GIVEN ENTRIES below:
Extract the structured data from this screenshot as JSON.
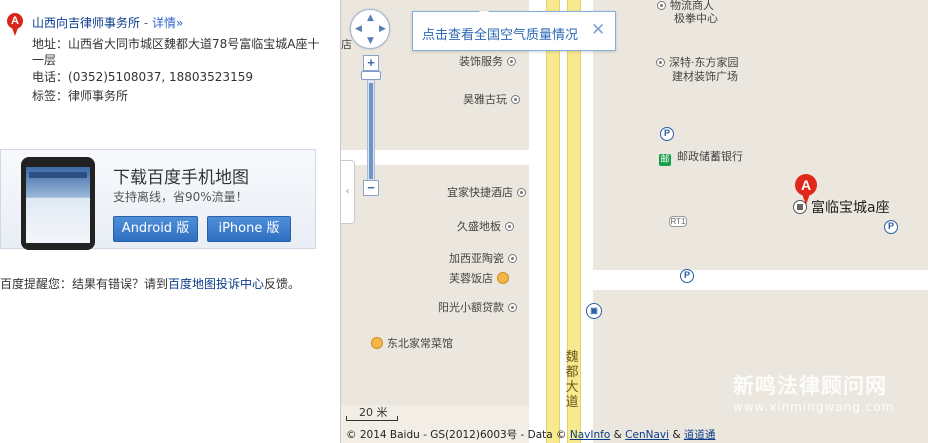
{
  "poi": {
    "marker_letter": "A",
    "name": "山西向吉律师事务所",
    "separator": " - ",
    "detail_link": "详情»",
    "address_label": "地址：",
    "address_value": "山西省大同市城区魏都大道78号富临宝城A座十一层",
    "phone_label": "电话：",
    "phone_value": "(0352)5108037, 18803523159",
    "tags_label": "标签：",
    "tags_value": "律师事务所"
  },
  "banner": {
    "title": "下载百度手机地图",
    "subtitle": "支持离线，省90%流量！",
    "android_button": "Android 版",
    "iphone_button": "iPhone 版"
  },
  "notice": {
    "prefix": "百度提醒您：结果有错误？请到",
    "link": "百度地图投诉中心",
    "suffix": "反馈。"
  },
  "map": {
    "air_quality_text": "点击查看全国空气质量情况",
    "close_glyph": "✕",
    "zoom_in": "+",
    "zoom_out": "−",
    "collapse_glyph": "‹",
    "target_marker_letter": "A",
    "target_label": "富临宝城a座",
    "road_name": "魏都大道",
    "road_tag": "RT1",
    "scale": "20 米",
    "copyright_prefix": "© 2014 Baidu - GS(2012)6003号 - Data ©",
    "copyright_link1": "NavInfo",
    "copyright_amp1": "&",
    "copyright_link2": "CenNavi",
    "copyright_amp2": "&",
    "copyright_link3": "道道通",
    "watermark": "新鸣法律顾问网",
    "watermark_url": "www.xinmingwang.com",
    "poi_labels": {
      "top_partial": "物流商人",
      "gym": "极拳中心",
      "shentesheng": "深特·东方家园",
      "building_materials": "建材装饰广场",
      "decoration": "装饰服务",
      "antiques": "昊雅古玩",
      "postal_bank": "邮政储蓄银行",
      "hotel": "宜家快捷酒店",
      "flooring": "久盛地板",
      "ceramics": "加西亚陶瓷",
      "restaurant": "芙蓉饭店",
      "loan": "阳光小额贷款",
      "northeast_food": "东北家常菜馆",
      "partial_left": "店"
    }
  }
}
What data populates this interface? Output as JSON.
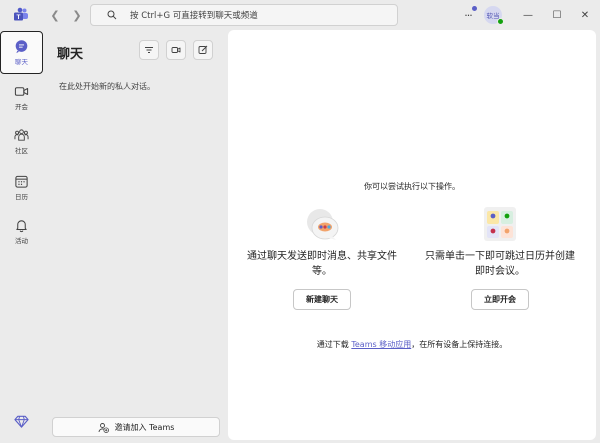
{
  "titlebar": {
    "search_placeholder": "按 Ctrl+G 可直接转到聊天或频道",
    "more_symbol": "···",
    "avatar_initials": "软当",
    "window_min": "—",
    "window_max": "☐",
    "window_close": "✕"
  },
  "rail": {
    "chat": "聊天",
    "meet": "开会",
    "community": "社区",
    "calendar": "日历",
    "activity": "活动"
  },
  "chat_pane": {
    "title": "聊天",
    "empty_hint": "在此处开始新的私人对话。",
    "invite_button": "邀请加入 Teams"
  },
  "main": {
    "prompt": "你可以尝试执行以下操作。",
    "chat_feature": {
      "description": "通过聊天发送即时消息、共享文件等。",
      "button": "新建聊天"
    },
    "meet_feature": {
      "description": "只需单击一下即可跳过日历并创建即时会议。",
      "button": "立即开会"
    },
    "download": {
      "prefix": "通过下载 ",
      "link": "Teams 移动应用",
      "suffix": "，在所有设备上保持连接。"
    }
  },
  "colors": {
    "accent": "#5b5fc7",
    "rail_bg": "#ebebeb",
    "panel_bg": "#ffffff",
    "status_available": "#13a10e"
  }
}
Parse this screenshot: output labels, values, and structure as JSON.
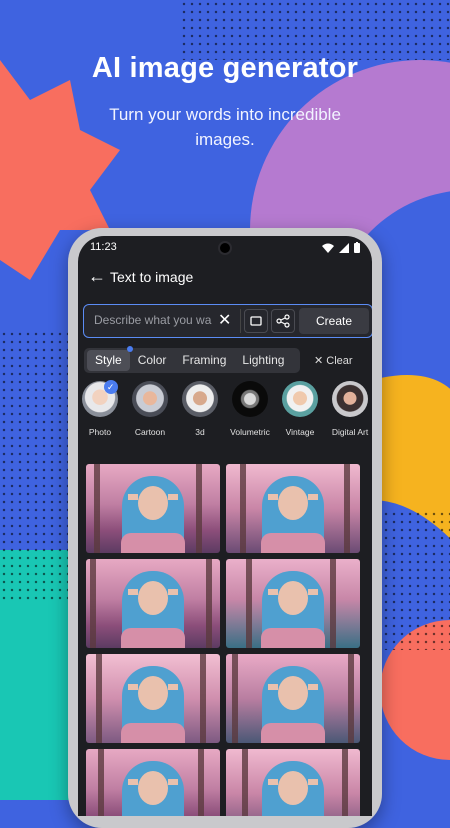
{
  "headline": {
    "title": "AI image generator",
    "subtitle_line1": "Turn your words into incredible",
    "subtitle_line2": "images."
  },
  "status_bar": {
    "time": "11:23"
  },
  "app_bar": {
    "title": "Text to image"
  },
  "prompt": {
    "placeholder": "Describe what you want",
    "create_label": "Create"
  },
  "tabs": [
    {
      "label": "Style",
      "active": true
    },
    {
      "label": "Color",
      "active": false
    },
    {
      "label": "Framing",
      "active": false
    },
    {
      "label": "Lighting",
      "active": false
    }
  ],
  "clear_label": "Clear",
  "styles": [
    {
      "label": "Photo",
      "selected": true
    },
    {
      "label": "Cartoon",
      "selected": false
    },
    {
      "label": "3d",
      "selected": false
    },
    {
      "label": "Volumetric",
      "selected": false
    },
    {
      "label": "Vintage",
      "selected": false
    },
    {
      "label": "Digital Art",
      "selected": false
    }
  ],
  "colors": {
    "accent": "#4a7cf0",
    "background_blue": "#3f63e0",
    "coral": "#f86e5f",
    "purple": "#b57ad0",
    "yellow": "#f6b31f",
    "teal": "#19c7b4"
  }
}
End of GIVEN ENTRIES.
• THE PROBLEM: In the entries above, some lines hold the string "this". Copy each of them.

• WRITTEN ANSWER:
Extract the structured data from this screenshot as JSON.
What data populates this interface? Output as JSON.
Parse this screenshot: output labels, values, and structure as JSON.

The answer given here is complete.